A grand old soap opera: TNT's Dallas has world premiere at Winspear
06/01/12 11:39 AM
By ED BARK
Dallas officially returned to Dallas Thursday night with the gala world premiere of the first two episodes of TNT's reboot.
The three principal links to the series' storied past -- Larry Hagman, Linda Gray and Patrick Duffy -- were duly accounted for and introduced one-by-one before the screening began inside the Winspear Opera House.
All of the new arrivals likewise took bows, including Brenda Strong as Bobby Ewing's third wife, Ann; Josh Henderson as J.R. Ewing's no-good son, John Ross; and Jesse Metcalfe as Bobby's goodly son, Christopher.
The original Dallas ran from 1978 to 1991 on CBS, ranking in prime-time's top 10 for seven of its seasons and No. 1 for three of them. Its final episode aired on May 3, 1991, but several subsequent made-for-TV movies kept the chicanery in play at Southfork Ranch.
TNT will begin anew on Wednesday, June 13th, with 10 episodes ordered and all of them already completed. We'll have a full review closer to the appointed night. But as previously posted, the pilot episode likely won't disappoint longtime fans of the serial soap and might well draw in a large number of new ones. It's handsomely shot, deviously plotted and, as usual, heisted by Hagman's J.R., who at age 80 hasn't lost his knack for stealing every scene he's in.
Before the screening, TNT president Steve Koonin told attendees that the original Dallas was mostly filmed in Los Angeles, with its namesake city used only for exteriors.
Not quite. During early seasons, the cast spent a minimum of two sweltering months each summer in Dallas, and it was for far more than establishing shots. In contrast, the first five episodes of Dallas were shot in and around the city during the particularly frigid and snowy winter of 1977-78. The very first episode hit home screens on April 2, 1978.
TNT, after some wrangling, agreed to film the complete first season on location in Dallas. "This is your city," Koonin said. "And it's an important character in the show."

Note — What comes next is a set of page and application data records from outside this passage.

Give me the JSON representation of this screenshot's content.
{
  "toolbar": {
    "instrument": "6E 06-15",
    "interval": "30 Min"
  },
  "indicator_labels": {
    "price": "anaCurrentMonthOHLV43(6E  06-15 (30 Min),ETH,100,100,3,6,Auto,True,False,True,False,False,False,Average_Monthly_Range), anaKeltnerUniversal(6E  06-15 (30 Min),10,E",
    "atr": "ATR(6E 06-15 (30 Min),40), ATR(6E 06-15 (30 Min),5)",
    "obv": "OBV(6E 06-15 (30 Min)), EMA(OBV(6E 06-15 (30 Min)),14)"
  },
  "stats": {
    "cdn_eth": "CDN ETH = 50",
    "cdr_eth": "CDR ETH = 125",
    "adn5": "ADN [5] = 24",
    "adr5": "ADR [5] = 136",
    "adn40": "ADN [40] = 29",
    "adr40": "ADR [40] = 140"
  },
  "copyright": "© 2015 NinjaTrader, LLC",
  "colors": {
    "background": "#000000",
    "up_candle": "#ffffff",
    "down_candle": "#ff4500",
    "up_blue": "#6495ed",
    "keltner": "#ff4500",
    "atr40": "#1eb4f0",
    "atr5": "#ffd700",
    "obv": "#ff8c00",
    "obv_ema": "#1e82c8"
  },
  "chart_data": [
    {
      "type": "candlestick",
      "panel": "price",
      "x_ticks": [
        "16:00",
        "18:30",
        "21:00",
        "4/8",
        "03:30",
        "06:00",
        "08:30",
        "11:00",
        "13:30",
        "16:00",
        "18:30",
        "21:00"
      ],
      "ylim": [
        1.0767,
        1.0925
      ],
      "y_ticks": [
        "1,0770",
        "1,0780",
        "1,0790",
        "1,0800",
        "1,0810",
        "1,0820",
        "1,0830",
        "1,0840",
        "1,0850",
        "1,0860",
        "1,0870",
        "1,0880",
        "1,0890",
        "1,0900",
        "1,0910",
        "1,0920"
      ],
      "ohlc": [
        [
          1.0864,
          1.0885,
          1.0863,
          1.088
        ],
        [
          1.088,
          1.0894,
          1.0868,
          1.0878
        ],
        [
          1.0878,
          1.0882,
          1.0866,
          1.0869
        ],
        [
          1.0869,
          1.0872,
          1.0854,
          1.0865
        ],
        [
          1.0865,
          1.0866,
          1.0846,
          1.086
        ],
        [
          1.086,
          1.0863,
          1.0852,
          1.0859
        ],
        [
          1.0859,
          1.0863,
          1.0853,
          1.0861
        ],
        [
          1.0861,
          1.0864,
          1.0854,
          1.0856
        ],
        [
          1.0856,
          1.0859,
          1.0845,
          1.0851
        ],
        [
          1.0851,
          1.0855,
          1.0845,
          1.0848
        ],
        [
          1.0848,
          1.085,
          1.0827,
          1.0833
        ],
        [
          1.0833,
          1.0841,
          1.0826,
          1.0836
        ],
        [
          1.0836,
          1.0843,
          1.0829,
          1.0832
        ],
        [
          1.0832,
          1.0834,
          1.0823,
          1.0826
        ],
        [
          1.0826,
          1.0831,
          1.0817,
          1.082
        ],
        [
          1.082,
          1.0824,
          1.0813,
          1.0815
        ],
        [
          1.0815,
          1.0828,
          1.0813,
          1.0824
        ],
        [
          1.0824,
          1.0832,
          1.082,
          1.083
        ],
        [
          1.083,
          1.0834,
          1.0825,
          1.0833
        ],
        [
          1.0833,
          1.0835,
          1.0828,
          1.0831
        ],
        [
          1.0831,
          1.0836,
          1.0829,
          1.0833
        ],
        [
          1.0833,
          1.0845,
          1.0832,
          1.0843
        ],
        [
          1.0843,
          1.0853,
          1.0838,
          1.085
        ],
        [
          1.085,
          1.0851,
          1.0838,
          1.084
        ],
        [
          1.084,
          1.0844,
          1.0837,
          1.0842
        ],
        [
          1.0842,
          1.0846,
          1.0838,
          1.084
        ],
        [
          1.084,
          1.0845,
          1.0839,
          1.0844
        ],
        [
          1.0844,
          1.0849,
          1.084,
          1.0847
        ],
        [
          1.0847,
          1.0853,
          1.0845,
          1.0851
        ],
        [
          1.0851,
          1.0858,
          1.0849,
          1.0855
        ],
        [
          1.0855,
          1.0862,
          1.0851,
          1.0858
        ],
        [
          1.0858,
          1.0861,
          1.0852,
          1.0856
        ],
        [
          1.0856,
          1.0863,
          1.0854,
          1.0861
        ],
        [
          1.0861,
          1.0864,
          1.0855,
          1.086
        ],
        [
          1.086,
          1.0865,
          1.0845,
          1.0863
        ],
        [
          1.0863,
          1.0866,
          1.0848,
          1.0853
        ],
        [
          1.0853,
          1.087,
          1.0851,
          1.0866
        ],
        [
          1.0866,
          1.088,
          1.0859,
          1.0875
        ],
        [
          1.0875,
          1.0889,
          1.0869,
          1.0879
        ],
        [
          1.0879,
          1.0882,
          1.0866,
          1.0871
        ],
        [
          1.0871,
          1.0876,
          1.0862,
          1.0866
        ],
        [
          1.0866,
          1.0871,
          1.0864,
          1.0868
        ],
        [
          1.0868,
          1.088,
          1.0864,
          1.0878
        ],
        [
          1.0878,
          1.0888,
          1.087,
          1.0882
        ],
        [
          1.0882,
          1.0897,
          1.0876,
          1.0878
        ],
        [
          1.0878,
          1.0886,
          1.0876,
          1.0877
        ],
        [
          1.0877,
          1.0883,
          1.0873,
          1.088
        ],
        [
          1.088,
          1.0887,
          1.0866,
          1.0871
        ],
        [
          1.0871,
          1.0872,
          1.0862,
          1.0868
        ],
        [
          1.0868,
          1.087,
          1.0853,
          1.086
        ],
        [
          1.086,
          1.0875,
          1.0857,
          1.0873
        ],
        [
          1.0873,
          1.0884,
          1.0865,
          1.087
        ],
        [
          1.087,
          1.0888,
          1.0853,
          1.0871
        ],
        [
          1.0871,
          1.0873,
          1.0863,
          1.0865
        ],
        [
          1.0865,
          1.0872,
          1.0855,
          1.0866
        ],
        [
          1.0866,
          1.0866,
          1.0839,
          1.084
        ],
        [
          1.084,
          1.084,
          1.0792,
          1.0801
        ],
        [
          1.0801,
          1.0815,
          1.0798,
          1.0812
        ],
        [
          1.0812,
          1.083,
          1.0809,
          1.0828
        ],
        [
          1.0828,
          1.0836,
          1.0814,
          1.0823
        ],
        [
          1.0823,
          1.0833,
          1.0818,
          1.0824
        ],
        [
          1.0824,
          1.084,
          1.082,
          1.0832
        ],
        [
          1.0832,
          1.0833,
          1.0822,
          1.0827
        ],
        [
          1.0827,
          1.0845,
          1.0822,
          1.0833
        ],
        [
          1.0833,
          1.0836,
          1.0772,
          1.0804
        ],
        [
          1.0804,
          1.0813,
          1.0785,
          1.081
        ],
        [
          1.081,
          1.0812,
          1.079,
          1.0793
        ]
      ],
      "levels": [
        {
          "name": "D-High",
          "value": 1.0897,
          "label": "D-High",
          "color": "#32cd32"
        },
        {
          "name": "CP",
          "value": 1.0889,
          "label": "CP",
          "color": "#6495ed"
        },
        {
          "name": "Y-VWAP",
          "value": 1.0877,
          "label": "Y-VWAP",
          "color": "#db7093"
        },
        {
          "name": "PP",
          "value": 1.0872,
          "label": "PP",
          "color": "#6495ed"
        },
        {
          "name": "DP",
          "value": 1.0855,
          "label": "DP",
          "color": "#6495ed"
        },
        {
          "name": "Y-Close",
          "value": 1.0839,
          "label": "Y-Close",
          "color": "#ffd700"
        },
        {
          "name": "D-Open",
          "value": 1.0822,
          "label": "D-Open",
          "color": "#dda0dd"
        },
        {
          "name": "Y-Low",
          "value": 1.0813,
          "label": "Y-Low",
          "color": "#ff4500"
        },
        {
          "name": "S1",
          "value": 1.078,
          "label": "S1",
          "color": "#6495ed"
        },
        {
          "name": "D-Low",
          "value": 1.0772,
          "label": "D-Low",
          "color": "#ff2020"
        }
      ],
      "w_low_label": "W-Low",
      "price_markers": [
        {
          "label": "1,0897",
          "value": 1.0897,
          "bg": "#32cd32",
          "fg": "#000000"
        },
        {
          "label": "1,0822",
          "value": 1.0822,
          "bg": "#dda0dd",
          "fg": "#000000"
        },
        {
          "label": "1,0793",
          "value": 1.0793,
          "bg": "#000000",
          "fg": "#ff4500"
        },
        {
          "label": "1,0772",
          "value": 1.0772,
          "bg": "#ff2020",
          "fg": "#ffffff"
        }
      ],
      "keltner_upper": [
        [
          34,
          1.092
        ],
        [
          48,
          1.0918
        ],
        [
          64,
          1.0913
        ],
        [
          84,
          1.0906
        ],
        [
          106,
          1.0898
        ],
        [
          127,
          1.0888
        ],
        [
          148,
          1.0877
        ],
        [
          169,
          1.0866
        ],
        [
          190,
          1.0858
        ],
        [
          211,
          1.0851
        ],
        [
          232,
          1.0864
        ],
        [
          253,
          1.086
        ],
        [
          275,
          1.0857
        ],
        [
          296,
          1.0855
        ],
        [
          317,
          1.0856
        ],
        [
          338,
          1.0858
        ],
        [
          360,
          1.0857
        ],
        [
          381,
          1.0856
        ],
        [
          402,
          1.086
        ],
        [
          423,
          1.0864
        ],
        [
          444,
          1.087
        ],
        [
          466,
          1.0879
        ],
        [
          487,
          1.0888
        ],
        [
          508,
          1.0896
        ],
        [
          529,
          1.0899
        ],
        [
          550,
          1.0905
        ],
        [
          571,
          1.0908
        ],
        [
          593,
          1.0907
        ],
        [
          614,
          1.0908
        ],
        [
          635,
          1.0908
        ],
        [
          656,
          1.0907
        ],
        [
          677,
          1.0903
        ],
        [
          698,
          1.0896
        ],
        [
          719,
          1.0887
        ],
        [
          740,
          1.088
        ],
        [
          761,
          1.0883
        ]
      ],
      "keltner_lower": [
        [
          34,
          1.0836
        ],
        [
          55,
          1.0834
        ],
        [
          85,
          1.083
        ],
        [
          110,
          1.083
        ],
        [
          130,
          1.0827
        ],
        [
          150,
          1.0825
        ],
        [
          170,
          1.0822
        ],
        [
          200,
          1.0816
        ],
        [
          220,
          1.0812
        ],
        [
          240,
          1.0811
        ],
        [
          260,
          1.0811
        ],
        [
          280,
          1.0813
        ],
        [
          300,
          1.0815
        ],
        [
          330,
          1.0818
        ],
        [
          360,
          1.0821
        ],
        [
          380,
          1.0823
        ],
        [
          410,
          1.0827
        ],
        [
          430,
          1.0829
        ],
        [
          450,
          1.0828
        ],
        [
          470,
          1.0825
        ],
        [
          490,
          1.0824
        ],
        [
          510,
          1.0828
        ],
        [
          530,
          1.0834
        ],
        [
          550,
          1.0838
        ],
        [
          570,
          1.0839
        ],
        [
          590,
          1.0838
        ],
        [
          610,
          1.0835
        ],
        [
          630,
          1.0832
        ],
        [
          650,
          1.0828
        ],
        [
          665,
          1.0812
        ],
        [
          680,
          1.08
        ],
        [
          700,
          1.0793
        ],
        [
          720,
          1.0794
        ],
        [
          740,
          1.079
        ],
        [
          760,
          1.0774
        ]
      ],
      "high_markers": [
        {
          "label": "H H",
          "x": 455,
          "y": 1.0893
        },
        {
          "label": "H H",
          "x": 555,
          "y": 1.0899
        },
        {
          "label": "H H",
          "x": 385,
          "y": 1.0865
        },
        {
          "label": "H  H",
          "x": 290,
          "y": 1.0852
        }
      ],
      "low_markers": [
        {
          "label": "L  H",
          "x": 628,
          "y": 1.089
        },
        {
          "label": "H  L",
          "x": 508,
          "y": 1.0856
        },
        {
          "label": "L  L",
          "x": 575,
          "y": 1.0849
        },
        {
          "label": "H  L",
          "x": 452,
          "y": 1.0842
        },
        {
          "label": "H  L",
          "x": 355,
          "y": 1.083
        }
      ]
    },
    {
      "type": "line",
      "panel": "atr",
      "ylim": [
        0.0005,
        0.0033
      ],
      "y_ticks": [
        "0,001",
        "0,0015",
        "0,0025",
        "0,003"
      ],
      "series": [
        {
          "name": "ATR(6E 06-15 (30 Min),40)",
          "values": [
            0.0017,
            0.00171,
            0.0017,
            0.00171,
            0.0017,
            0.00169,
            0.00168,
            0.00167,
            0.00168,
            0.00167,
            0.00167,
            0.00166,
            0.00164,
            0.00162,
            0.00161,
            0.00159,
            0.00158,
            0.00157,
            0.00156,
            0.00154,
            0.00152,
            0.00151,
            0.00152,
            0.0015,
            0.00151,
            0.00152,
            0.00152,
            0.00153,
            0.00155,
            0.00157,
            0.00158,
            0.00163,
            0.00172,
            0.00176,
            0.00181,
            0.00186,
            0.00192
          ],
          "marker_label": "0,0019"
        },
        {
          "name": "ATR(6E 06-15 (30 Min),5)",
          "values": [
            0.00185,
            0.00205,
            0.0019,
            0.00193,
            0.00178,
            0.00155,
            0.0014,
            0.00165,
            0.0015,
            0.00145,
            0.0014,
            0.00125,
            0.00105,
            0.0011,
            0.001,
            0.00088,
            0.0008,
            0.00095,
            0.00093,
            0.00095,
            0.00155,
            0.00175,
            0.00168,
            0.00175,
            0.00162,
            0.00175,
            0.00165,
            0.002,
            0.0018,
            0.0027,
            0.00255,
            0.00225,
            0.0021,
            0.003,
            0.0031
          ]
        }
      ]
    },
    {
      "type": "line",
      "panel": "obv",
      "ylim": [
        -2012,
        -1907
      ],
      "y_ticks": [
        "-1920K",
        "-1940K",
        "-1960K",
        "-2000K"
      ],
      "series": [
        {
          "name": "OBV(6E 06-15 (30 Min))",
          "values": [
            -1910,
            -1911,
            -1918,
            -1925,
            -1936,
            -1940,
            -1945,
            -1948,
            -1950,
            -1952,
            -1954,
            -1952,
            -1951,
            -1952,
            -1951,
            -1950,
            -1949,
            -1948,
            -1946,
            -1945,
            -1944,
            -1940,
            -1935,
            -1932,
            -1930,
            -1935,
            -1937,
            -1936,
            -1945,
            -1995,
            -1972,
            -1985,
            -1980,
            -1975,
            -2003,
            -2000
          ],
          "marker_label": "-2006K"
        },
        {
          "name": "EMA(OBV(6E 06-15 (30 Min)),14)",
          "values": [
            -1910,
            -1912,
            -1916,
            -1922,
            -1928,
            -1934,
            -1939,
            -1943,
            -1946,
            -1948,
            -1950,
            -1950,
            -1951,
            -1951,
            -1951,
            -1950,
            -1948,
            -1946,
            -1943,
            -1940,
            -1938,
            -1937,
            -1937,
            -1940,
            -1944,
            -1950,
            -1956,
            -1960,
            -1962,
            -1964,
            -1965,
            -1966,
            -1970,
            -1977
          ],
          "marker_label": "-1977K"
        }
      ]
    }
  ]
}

Koonin also noted that his first date with his current wife of 29 years dovetailed with the 1982-83 cliffhanger finale of Dallas, which ended with Southfork ablaze. Being a devoted Dallas fan, she didn't want to leave the house that night, Koonin said. But he had a vintage VCR and coaxed her to first go out with him and then end the night at his place, where they could watch the tape together.
The plan worked, and all these years later, "I am J.R. Ewing's boss," Koonin said.
After the screening, guests dined on a Wolfgang Puck spread and could sample the appropriately named "Bourbon Backstabber" if they chose. It's a mix of Jack Daniels, Triple Sec, lemonade and Sierra Mist. Didn't have one. Had to drive.
Here are a few more pictures from Thursday night's festivities.